## Exercise objective
Scan the data below. Pull out each line where "Magic" occurs.

===== Task input =====

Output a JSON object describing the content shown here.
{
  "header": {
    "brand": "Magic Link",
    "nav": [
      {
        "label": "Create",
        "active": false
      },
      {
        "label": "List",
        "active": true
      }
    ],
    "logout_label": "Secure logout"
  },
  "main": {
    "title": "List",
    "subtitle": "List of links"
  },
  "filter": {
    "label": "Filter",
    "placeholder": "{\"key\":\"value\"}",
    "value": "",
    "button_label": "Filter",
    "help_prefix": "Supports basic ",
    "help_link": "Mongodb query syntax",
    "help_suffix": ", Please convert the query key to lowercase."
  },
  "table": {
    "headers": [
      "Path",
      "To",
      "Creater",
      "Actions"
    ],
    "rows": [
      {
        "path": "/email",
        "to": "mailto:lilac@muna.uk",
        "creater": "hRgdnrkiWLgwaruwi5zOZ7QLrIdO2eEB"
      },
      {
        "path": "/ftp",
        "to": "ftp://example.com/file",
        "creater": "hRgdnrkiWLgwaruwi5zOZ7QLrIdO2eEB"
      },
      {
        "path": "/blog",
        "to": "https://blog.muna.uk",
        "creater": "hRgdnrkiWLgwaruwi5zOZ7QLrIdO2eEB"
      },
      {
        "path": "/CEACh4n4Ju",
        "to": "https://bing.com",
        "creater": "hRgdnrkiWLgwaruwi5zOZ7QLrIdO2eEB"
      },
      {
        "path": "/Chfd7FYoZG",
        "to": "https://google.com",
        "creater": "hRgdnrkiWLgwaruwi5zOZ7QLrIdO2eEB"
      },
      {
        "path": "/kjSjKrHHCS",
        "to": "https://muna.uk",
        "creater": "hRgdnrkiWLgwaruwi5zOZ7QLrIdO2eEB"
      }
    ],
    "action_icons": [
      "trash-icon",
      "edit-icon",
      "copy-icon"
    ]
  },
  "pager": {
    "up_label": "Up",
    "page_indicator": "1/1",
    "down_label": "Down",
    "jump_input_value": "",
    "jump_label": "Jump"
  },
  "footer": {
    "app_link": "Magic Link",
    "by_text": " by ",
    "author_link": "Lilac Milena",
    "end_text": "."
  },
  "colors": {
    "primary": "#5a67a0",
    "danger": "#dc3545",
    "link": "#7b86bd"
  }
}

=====

## Exercise output
    "brand": "Magic Link",
    "app_link": "Magic Link",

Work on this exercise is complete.